European security strategy

In this document, the European Union clarifies its security strategy, which is aimed at achieving a secure Europe in a better world, identifying the threats facing the Union, defining its strategic objectives and setting out the political implications for Europe.


A secure Europe in a better world - European security strategy. Brussels, 12 December 2003 [Not published in the Official Journal].


The European security strategy was drawn up under the authority of the EU's High Representative for the Common Foreign and Security Policy, Javier Solana, and adopted by the Brussels European Council of 12 and 13 December 2003. It identifies the global challenges and key threats to the security of the Union and clarifies its strategic objectives in dealing with them, such as building security in the EU's neighbourhood and promoting an international order based on effective multilateralism. It also assesses the policy implications that these objectives have for Europe.

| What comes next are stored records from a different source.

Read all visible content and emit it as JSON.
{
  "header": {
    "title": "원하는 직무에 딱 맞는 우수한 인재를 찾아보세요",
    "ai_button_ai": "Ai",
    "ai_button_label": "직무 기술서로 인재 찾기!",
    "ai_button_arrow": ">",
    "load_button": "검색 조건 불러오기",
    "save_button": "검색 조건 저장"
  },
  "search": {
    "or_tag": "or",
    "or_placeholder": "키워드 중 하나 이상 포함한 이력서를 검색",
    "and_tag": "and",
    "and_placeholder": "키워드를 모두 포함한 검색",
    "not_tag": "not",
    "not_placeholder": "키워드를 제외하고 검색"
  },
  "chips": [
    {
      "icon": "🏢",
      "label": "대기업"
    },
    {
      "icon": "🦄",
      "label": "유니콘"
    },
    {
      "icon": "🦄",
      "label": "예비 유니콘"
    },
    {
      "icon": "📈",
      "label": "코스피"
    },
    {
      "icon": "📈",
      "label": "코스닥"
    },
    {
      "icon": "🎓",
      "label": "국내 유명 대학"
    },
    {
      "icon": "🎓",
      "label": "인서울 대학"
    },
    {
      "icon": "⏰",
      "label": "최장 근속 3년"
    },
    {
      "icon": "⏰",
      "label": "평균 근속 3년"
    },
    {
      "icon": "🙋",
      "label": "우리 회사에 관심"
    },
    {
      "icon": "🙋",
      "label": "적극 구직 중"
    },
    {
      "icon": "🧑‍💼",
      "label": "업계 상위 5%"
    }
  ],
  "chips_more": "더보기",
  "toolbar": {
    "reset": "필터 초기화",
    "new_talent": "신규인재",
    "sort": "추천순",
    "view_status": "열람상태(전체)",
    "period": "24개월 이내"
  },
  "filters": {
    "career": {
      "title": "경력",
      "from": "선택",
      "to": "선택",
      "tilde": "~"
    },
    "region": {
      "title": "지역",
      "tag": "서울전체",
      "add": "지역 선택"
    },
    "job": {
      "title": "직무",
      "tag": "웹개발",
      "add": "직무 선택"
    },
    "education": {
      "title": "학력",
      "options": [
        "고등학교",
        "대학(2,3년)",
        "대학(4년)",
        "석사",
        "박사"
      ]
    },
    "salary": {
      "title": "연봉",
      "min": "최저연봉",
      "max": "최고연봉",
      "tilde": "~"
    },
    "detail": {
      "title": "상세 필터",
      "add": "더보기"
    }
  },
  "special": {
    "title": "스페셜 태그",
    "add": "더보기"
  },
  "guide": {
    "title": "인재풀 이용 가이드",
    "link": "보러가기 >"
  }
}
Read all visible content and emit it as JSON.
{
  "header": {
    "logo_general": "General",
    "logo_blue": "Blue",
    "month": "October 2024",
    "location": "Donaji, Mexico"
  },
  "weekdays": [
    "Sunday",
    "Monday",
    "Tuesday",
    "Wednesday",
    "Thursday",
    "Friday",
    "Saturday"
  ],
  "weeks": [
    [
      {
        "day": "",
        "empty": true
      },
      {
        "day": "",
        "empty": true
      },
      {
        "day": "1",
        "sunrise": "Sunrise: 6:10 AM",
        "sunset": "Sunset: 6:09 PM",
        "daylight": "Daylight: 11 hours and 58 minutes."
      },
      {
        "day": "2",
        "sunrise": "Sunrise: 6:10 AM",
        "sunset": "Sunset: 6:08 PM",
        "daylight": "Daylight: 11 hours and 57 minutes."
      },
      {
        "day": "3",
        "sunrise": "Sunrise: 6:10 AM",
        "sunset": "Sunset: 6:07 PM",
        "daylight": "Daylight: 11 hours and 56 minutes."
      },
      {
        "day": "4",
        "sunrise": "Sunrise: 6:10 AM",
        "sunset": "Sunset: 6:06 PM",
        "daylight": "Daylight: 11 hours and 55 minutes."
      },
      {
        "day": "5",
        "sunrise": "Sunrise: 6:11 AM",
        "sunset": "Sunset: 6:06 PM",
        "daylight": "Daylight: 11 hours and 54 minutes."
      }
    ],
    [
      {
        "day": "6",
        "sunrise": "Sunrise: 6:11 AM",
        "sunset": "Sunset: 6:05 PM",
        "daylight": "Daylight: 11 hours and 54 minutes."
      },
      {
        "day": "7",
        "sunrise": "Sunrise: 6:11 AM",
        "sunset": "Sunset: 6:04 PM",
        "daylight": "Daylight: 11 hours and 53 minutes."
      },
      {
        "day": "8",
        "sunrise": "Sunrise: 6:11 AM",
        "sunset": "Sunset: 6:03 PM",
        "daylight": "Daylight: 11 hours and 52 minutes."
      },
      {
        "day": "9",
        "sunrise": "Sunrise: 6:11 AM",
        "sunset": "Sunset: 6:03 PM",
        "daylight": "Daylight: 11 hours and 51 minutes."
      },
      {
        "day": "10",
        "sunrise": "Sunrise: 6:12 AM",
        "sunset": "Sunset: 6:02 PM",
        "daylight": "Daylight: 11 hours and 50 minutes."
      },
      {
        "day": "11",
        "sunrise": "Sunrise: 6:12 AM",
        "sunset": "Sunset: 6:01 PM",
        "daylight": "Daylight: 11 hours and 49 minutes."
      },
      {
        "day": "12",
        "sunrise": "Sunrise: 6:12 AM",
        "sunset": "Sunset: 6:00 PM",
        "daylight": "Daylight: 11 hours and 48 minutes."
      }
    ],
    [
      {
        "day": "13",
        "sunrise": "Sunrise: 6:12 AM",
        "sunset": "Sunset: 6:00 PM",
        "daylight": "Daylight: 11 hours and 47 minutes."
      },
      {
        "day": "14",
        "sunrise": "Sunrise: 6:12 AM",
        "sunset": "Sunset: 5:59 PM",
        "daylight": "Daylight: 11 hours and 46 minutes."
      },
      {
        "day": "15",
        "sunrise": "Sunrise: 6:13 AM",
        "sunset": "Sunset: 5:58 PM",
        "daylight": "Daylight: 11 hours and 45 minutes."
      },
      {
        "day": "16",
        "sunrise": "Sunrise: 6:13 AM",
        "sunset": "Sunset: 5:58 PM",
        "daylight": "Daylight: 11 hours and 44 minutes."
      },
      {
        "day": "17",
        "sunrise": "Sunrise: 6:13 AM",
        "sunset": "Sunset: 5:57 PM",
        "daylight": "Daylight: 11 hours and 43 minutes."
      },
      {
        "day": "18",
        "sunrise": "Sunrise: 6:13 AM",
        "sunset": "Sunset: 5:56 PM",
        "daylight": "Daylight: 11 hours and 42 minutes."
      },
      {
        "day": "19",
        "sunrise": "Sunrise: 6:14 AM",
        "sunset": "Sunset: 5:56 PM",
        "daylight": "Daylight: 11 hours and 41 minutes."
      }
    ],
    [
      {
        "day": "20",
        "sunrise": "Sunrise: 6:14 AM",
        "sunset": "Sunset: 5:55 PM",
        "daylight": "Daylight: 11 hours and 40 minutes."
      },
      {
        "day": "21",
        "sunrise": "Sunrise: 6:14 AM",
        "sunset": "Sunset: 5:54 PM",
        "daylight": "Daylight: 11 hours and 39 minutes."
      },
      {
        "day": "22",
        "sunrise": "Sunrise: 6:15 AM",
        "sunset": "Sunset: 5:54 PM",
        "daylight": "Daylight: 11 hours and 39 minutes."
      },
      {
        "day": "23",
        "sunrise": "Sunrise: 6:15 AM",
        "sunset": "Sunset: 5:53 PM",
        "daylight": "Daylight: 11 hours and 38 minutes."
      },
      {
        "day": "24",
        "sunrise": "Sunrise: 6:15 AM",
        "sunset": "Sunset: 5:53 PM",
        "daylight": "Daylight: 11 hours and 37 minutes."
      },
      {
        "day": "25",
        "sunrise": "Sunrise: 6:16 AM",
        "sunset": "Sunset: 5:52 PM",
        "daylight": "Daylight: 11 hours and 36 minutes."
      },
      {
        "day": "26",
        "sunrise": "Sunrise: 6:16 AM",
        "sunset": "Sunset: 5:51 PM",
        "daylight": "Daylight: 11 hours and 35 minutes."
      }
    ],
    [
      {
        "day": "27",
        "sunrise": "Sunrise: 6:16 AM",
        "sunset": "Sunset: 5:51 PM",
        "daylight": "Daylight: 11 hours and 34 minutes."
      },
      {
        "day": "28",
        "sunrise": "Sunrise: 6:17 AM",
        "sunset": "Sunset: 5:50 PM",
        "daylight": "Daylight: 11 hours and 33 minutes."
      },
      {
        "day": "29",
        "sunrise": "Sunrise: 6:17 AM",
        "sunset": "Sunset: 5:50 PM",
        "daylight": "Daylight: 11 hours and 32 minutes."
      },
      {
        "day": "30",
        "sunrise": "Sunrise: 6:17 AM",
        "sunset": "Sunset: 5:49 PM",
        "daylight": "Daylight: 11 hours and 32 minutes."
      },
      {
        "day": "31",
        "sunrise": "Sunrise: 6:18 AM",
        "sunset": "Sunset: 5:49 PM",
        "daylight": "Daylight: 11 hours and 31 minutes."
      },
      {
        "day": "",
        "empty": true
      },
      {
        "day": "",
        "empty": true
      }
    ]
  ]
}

The security environment: global challenges and key threats

In the context of ever-increasing globalisation, the internal and external aspects of security are inextricably linked. Flows of trade and investment, the development of technology and the spread of democracy have brought prosperity and freedom to many people, while others have perceived globalisation as a cause of frustration and injustice. In much of the developing world, poverty and diseases such as AIDS give rise to security concerns, and in many cases economic failure is linked to political problems and violent conflict. Security is a precondition for development. Competition for natural resources is likely to create further turbulence. Energy dependence is a special concern for Europe.

The security strategy identifies three key threats facing Europe:

The European Union's strategic objectives

To defend its security and promote its values, the European Union pursues three strategic objectives:

Policy implications for Europe

The European Union has made progress towards a coherent foreign policy and effective crisis management. However, according to the security strategy, the Union must:

The European Union: a global player

The violence of the two world wars that marked the first half of the twentieth century has given way to a period of peace, stability and prosperity unprecedented in European history. The creation of the European Union has been central to this development. European countries are now committed to dealing peacefully with disputes and to cooperating through common institutions.

The United States has played a critical role in European integration and European security, especially through NATO. Now that the Cold War is over, it has become the single dominant military power. However, no country is able to tackle today's complex problems on its own. As a union of 27 states with a total population of over 500 million, the EU has inevitably become a global player. It should therefore be ready to share in the responsibility for creating global security and building a better world.

See also

Last updated: 03.10.2011